Hydromechanical modeling of a geological formation under shearing by the nonuniform crust movement during 10000 years was carried out to investigate the solid stress and pore pressure coupling processes of the formation from the intact to the fractured or faulted. Two three-dimensional numerical models were built and velocities in opposite directions were applied on the boundaries to produce the shearing due to the nonuniform crust movement. The results show that the stress and pore pressure became more and more concentrated in and around the middle of the formation as time progresses. In Model I with no fault, stress and pore pressure are concentrated in the middle of the model during shearing; however, in Model II with a fault zone of weakened mechanical properties, they are more complex and concentrated along the sides of the fault zone and the magnitudes decreased. The distribution of stress determines pore pressure which in turn controls fluid flow. Fluid flow occurs in the middle in Model I but along the sides of the fault zone in Model II. The results of this study improve our understanding of the rock-fluid interaction processes affected by crustal movement and may guide practical investigations in geological formations.
High dielectric contrast between water and hydrocarbons provides a useful method for distinguishing between producible layers of reservoir rocks and surrounding media. Dielectric response at high frequencies is related to the moisture content of rocks. Correlations between the dielectric permittivity and specific surface area can be used for the estimation of elastic and geomechanical properties of rocks. Knowledge of dielectric loss-factor and relaxation frequency in shales is critical for the design of techniques for effective hydrocarbon extraction and production fromunconventional reservoirs. Although applicability of dielectric measurements is intriguing, the data interpretation is very challenging due to many factors influencing the dielectric response.
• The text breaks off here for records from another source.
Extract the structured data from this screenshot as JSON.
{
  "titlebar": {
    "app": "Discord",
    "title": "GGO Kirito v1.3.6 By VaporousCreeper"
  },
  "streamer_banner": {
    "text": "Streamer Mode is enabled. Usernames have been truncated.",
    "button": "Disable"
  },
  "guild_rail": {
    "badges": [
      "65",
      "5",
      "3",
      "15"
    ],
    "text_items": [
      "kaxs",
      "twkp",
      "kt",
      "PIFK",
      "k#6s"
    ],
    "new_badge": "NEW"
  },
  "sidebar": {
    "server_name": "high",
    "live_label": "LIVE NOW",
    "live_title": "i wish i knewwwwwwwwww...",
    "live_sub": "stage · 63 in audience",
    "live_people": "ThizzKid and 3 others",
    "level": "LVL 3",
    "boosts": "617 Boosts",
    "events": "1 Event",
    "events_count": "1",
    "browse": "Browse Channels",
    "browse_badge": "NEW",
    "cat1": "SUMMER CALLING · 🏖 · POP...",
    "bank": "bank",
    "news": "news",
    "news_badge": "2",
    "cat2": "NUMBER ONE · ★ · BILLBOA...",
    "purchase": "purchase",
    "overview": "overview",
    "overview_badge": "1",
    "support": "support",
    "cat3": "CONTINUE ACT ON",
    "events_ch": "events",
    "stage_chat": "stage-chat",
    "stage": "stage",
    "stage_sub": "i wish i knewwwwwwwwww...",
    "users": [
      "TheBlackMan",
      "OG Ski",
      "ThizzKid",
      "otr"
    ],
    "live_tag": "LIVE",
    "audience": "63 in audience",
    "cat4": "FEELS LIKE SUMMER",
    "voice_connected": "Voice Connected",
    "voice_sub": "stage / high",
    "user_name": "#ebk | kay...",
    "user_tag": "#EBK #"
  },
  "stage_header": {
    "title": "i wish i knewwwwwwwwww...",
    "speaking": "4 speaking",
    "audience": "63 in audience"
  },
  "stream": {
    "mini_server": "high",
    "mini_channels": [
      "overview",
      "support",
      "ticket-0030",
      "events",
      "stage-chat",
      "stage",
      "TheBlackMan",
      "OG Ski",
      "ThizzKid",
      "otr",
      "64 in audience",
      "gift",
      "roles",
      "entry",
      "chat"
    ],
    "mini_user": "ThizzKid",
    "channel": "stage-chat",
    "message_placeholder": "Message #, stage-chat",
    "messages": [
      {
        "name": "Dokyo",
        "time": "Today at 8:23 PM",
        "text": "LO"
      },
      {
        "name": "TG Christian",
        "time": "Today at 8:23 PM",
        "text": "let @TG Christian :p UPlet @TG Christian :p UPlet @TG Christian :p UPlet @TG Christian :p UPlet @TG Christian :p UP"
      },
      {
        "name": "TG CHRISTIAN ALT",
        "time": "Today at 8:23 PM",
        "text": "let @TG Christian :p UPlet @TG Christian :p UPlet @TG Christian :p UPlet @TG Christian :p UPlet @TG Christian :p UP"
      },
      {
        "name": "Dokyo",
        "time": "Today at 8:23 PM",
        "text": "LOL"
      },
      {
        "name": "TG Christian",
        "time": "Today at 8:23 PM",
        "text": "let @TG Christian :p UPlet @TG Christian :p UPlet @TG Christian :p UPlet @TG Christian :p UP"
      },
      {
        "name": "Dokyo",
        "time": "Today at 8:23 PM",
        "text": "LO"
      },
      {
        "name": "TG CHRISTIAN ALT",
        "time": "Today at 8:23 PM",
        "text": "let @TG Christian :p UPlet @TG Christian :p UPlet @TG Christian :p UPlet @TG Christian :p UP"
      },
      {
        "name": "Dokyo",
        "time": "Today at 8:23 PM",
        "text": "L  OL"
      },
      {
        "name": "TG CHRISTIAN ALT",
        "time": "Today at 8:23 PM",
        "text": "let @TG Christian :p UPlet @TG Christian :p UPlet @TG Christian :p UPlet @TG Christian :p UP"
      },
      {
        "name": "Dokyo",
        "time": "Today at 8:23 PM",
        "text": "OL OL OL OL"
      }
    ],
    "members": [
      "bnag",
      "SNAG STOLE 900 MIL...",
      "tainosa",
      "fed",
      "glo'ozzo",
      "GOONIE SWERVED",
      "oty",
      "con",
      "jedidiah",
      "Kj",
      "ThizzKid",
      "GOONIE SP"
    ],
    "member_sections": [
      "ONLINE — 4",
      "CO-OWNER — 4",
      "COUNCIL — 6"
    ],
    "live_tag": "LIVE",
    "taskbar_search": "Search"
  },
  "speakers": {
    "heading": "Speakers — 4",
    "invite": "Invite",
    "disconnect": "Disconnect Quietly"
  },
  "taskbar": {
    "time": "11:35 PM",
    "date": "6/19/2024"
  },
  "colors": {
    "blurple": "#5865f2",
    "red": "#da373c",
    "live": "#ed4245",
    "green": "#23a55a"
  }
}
For instance, dielectric permittivity is determined by mineralogical composition of solid fraction, volumetric content and composition of saturating fluid, rockmicrostructure and geometrical features of its solid components and pore space, temperature, and pressure. In this experimental study, we investigate the frequency dependent dielectric properties of artificial shale rocks prepared from siltclay mixtures via mechanical compaction. Samples are prepared with various clay contents and pore fluids of different salinity and cation compositions. Measurements of dielectric properties are conducted in two orientations to investigate the dielectric anisotropy as the samples acquire strongly oriented microstructures during the compaction process.